Yes it can, but it doesn’t need to.
If you go abroad for a period, when you return there can be a sort of black hole in your credit history as you have not been here, and this can potentially lower your credit score and make it harder for you to obtain finance when you return. But it doesn’t need to be this way.
What happens is that because you leave the country a few simultaneous things can affect you. Firstly, and probably most importantly, often people come off the voters roll because the place you call home (aside from barracks), when the electoral register form comes round, the remaining residents at the property cross you off as no longer there because you are away.
Secondly, some of the things you would normally have in the UK such as gas accounts, mobile accounts, and other credit agreements that are on your file, come to an end as they are redundant since you left and show as inactive, or settled, on your credit file.
Therefore, when you come back and start to apply for credit again it looks like you have simply disappeared for the time you have been away. This is bad because UK credit scoring systems are not really set up to deal with military situations, and the systems can sometimes assume one of a few things but most notably;

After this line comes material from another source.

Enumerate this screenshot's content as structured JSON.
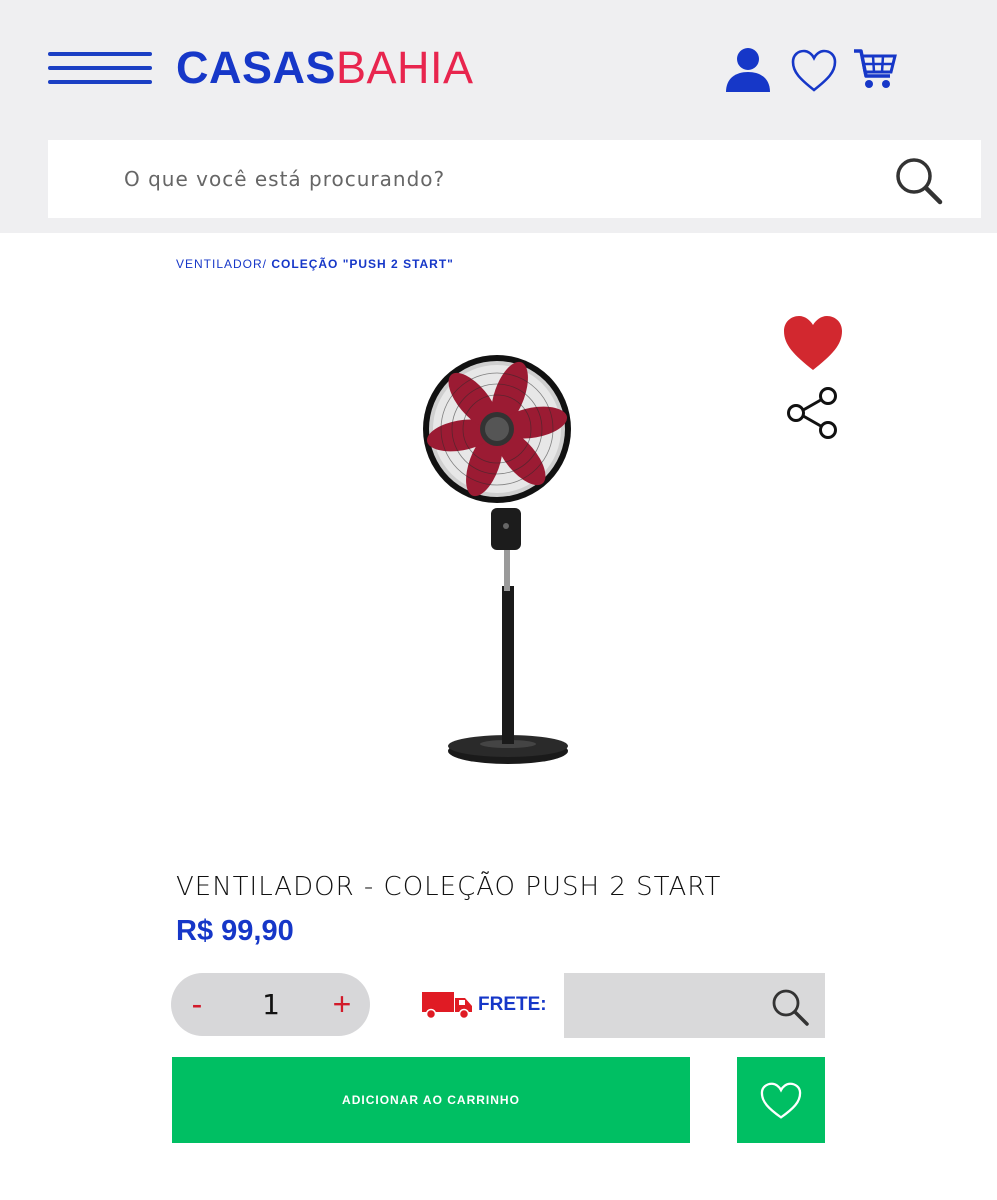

- You have not supplied correct information on your application and not declared where you have really been, which causes concern for anyone looking at your application
- You have been here, but have limited or no use of credit for the period, so you are an unknown quantity as you have little or no history of paying your credit bills anymore
Both of these situations cause concern for a lender as you will not fit the standard civilian scoring model, and, as a result, may find that you are either declined for finance, or offered a higher rate than you really deserve as you present yourself with a higher risk score than really you actually are.
But it doesn’t need to be like this.
Even if you do go away, stay on the voters roll. Usually the best way to do this is to ceremoniously register at a family members address, and make sure they keep you added to the electoral roll when the form comes around each year. Think of it like this, you haven’t emigrated or moved away, you are simply working away for the moment, and that work happens to be abroad. This is the single biggest thing you can do as a lenders main concern often is not what credit you have, but how easy are you going to be to find in the event you do not pay a bill. Having continuous voters roll registration at a property is going to reassure them you have been where you say you have, and usually this will hugely improve your score.
Secondly, it can be helpful to do two other things before you go;
- Register all bank accounts, phone bills, credit cards, and any other credit type agreements, to the same address as your voters roll address, and make sure you keep the payments up to date while you are away.
- Do not close all your accounts before you go. Keep on some small credit items to demonstrate that you not only have credit, but you pay it.
If you do this, then when you return to the UK after a period away, a potential lender can see where you have officially been and therefore should have limited concerns as to where you are, or where you are going to be if you stop paying for something, and also they can see you have maintained some credit agreements and paid them on time for an extended period. It sounds too simple, and really it is. Spending half an hour organising your voters roll and finances before you go away can potentially save you many hours of frustration when you return, could make the difference between being approved or declined, and can potentially significantly reduce the interest rate you are offered.